Tesla CEO Elon Musk. AP Photo/Noah Berger
Tesla’s CEO, Elon Musk, sent an email to all the company’s employees early Friday morning which led to the stock falling $45 or 13% to $302 on Friday. It started off weak on Tuesday, dropping $7, but has recovered a bit and is only down $3 for the day. This isn’t the first time the shares have experienced the down elevator syndrome and it may recover, but this time could be different since the Model 3 is shipping in volume and that is what many investors were forecasting would drive the company to sustained profitability.
Musk wrote in his email that even though Tesla was selling more Model 3’s in the December quarter it will make less profit than the September quarter. And for the March quarter he wrote, “with great difficulty, effort and some luck, to target a tiny profit.” He added that even getting to breakeven will be dependent on selling higher-priced Model 3’s in Europe and Asia which helped the September and December quarters in the U.S., but that is only a temporary situation.
It appears that the push to sell Model 3’s before the full Federal tax rebate was cut in half at the end of December was an indication of the issues Musk just wrote about. The need for the push and now the layoffs may have shown the company its backlog is not as robust as it thought it was.
Wasn’t Tesla Supposed To Make More Money As the Model 3 Ramped?
Tesla sold almost 56,000 Model 3’s in the September quarter and increased that to just over 63,000 in the December quarter or a yearly run rate of 252,000 vehicles. This is below the 400,000 to 500,000 per year that is probably still in the plans, but if enough potential buyers have decided to back away from buying one (such as myself which I outlined the reasons for last month) the company may not have the demand that was indicated in the deposits customers made.
Tesla Motors unveils the new lower-priced Model 3 sedan. AP Photo/Justin Pritchard
Musk included in his email that Tesla was cutting 7% of its workforce while at the same time needing to make more cars.
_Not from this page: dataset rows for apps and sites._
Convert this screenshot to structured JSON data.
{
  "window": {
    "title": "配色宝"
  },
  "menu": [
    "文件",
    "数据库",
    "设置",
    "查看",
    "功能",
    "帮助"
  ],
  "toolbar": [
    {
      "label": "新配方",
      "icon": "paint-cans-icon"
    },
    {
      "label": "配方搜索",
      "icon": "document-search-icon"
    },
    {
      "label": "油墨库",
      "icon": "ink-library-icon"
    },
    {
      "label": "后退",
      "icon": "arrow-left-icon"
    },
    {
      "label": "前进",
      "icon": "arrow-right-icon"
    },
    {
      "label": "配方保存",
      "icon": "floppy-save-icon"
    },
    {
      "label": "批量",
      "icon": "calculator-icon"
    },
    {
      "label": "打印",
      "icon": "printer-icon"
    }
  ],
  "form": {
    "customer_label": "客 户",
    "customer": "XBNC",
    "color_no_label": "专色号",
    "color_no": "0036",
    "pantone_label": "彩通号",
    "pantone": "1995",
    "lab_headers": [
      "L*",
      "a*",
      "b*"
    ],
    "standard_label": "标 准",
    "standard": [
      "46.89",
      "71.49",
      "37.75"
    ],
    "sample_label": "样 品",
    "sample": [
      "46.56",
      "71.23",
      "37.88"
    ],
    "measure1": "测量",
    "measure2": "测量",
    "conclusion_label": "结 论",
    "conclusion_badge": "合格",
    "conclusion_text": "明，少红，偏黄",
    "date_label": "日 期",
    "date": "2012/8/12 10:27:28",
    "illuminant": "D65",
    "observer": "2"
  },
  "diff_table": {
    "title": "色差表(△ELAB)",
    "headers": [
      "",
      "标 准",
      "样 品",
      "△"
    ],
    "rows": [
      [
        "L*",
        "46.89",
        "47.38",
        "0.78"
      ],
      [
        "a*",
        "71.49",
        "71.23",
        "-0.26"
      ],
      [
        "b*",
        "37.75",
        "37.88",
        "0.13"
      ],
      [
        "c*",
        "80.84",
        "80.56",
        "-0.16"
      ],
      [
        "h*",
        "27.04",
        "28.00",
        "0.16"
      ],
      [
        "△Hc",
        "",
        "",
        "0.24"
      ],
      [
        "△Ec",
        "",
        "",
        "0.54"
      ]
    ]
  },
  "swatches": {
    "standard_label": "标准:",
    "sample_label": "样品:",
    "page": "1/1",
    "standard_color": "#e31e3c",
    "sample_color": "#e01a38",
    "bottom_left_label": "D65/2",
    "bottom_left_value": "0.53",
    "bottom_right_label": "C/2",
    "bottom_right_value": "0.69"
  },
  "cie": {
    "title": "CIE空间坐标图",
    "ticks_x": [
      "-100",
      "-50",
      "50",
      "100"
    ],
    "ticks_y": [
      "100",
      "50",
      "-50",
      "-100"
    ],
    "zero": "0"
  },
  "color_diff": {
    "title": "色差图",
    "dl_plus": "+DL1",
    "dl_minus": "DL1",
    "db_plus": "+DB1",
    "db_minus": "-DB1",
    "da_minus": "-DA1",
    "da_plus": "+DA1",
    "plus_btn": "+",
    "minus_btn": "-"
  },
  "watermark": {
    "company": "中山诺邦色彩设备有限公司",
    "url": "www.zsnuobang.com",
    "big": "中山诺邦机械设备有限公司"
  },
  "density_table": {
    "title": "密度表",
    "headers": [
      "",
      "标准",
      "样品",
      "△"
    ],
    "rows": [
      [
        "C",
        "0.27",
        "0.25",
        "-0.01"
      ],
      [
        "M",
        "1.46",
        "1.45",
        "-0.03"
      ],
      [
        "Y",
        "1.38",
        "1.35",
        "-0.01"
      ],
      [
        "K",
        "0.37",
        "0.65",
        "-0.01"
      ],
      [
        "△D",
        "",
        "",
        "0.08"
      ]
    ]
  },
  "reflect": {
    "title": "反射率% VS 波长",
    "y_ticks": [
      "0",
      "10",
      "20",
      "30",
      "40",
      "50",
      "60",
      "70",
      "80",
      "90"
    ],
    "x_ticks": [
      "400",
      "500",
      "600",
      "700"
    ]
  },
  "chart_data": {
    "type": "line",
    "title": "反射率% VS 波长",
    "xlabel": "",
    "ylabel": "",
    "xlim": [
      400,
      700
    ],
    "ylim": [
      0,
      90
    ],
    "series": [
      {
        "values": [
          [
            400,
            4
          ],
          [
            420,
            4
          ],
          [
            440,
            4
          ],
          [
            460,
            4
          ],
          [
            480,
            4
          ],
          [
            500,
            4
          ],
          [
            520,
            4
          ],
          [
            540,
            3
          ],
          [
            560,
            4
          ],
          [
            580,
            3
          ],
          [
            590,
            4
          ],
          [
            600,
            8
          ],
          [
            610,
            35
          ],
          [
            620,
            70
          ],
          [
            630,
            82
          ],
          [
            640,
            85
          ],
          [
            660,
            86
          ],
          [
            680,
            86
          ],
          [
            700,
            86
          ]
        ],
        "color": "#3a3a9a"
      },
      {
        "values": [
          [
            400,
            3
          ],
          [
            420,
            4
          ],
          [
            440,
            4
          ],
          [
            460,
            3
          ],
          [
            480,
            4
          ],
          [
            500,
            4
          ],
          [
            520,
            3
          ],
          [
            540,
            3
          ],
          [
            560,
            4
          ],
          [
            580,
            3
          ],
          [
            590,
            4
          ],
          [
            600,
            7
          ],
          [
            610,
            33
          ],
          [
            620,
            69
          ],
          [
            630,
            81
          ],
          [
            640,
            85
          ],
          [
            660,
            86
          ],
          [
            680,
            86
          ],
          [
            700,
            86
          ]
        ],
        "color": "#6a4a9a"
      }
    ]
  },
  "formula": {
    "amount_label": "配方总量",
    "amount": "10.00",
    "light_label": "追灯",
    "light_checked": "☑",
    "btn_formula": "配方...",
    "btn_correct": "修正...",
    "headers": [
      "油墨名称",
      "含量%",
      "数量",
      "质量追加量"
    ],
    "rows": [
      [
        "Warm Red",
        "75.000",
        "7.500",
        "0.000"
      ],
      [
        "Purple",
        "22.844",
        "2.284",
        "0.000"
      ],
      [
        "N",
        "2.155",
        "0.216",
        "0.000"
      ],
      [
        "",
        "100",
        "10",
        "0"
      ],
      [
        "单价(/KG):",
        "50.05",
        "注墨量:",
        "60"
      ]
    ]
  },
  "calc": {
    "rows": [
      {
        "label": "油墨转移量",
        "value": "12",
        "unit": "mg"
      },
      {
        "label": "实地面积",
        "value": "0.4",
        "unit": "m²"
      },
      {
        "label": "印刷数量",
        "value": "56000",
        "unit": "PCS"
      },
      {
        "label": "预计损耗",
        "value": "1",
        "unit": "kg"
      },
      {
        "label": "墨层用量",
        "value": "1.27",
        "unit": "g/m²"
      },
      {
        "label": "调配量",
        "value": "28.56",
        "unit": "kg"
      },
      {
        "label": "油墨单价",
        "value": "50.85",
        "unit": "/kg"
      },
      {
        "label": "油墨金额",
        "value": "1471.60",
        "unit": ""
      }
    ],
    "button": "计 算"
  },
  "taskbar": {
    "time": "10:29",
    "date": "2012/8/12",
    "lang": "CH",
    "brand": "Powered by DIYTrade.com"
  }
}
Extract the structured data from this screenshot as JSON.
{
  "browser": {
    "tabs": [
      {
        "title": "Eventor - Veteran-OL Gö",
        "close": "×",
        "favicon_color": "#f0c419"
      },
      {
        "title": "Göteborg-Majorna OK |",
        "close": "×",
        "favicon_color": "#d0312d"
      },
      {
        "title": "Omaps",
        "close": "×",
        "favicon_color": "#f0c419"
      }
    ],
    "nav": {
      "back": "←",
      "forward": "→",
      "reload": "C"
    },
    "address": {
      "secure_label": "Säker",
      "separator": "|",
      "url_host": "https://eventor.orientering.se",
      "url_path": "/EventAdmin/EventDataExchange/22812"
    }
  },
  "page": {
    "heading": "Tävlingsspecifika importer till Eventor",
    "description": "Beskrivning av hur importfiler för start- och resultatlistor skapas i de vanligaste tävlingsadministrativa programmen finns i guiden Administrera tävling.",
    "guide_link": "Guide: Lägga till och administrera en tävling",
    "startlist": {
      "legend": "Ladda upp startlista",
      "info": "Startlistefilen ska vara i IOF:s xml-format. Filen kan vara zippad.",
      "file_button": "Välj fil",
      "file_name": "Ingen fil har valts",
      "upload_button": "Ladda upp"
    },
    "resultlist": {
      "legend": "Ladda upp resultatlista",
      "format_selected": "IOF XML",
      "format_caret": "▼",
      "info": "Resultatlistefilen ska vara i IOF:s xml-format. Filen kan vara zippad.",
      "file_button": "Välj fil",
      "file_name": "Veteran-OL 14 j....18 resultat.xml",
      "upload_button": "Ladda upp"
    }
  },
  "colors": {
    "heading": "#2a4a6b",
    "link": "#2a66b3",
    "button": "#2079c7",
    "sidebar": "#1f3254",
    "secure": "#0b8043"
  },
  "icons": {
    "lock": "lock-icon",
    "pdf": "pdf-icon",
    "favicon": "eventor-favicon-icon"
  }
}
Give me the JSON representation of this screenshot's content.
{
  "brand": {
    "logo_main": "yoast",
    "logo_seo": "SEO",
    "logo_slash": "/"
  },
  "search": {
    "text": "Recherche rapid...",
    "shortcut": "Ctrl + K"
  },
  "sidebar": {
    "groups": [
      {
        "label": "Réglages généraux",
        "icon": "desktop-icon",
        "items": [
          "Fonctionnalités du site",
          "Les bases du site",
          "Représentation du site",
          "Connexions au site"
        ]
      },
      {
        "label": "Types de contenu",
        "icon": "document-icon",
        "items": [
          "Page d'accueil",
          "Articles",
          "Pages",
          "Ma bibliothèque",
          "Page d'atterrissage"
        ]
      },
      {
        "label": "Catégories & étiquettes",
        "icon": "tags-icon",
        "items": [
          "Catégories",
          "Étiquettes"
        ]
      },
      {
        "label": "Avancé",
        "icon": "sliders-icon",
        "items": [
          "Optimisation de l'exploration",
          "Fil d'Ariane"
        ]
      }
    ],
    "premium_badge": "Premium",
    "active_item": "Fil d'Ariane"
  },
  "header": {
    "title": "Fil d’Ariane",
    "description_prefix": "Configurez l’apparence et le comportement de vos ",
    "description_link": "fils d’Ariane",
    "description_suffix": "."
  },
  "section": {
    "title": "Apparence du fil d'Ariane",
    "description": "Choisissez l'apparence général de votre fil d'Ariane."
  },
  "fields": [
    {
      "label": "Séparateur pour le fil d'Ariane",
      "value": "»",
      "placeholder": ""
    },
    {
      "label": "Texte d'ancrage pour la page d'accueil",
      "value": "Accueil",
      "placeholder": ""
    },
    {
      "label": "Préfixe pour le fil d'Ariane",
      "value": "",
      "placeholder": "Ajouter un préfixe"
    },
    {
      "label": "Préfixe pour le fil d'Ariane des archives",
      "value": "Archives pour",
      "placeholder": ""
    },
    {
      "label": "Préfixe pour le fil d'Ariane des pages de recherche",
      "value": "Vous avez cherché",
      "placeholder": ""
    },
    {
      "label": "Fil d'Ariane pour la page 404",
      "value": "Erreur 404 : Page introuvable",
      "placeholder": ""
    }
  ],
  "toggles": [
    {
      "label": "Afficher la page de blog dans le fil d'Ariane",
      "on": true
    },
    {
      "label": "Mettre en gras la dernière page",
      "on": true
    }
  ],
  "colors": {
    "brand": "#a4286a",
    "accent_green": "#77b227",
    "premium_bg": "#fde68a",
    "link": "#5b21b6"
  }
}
He wrote, “Higher volume and manufacturing design improvements are crucial for Tesla to achieve the economies of scale required to manufacture the standard range (220 mile), standard interior Model 3 at $35k and still be a viable company.” Note: I added the italics to indicate the seriousness of this comment. However, unless Tesla’s stock falls substantially, 50% or more, the company should be able to sell more stock to get it through this very rough going.
A key bull thesis may be broken
One of the key bull arguments is Tesla growing revenue at substantial rates , which is needed to overcome the stock’s high valuation. Unfortunately, with Musk’s email analysts are cutting their revenue and earnings estimates, and even uber-Tesla bull Trip Chowdhry at Global Equity Research is now expecting flattish 2019 revenue.
Tesla should generate about $21 billion in revenue for 2018, and Chowdhry had been forecasting 2019 revenue of $29 billion for a 41% growth rate. He had also been estimating operating profit of $204 million in 2018, increasing to $1.9 billion in 2019 or $6.87 in earnings per share. These projections will have to come down and probably substantially.
Jeffrey Osborne at Cowen has an Underperform rating on Tesla with a $200 price target (it had been $250) and he dropped his 2019 EPS estimate from $11.02 to $6.16 and 2020 from $11.16 to $8.88. He is still expecting the company to increase revenue by 15% in 2019 to $24.4 billion but only by 4% in 2020 to $25.4 billion.
Second bull thesis on capital could also take a hit
Musk has touted that Tesla will be able to generate enough free cash flow to fund its capital requirements and won’t need to sell more stock or increase debt. This will be put to the test as the table from Cowen’s Osborne details the potential for $20 to $25 billion needed from 2017 to 2022. With $10.9 billion in debt as of September last year, $3 billion in cash, $920 million in debt coming due in March and the ability to generate substantial free cash flow being much more in doubt, the company may have to sell more stock.
Tesla capital requirementsJeffrey Osborne and Cowen and Company
Chart shows support around $295 and then $250
It won’t be until Wednesday, January 30, that any more details are provided so the stock may be in a holding pattern until then, probably with a bit of downside risk due to the negative news and information vacuum until then. There is some short-term support around $295 with the next major support level at $250.
Tesla 3 year price chartStockCharts.com
If it starts to look like the company can’t ramp the Model 3 with enough profitability and more capital needed to be raised, investors will have to believe that future products (full self-driving, Model Y, Semi, Truck and Roadster on the vehicle side and Powerwall/pack and Solar Roof on the energy side) can not just make up the revenue slack but do it profitability. Since it doesn’t look like Tesla can do this with a quarter of a million Model 3’s being sold in a year, uncertainty could enter investors minds. And we all know investors hate uncertainty .